**HOW TO COMPLETE THIS TASK:**
Restate the records in full, so that each line matches the original exactly.

== EXCERPTED DATA ==

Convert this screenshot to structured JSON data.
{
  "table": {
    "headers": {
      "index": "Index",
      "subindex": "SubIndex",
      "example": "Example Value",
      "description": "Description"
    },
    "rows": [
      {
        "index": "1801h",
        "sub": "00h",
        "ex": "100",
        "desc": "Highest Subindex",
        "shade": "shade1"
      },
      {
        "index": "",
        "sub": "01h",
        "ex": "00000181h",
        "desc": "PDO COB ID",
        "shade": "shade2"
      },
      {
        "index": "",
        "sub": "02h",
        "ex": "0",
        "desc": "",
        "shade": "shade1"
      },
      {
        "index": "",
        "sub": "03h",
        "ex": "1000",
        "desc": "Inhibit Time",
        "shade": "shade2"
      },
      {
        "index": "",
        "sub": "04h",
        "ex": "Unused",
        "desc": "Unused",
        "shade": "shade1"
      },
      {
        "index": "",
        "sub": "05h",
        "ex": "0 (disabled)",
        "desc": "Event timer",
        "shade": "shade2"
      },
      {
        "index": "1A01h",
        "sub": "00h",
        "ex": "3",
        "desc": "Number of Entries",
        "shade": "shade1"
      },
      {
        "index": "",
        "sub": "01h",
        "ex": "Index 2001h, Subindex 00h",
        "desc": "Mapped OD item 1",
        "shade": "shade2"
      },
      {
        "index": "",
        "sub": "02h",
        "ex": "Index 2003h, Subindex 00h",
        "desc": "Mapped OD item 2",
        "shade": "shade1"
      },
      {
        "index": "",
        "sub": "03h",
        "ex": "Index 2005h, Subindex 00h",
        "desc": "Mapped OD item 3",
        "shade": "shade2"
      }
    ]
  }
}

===

**RESULT OF THIS EXERCISE:**
Convert this screenshot to structured JSON data.
{
  "table": {
    "headers": {
      "index": "Index",
      "subindex": "SubIndex",
      "example": "Example Value",
      "description": "Description"
    },
    "rows": [
      {
        "index": "1801h",
        "sub": "00h",
        "ex": "100",
        "desc": "Highest Subindex",
        "shade": "shade1"
      },
      {
        "index": "",
        "sub": "01h",
        "ex": "00000181h",
        "desc": "PDO COB ID",
        "shade": "shade2"
      },
      {
        "index": "",
        "sub": "02h",
        "ex": "0",
        "desc": "",
        "shade": "shade1"
      },
      {
        "index": "",
        "sub": "03h",
        "ex": "1000",
        "desc": "Inhibit Time",
        "shade": "shade2"
      },
      {
        "index": "",
        "sub": "04h",
        "ex": "Unused",
        "desc": "Unused",
        "shade": "shade1"
      },
      {
        "index": "",
        "sub": "05h",
        "ex": "0 (disabled)",
        "desc": "Event timer",
        "shade": "shade2"
      },
      {
        "index": "1A01h",
        "sub": "00h",
        "ex": "3",
        "desc": "Number of Entries",
        "shade": "shade1"
      },
      {
        "index": "",
        "sub": "01h",
        "ex": "Index 2001h, Subindex 00h",
        "desc": "Mapped OD item 1",
        "shade": "shade2"
      },
      {
        "index": "",
        "sub": "02h",
        "ex": "Index 2003h, Subindex 00h",
        "desc": "Mapped OD item 2",
        "shade": "shade1"
      },
      {
        "index": "",
        "sub": "03h",
        "ex": "Index 2005h, Subindex 00h",
        "desc": "Mapped OD item 3",
        "shade": "shade2"
      }
    ]
  }
}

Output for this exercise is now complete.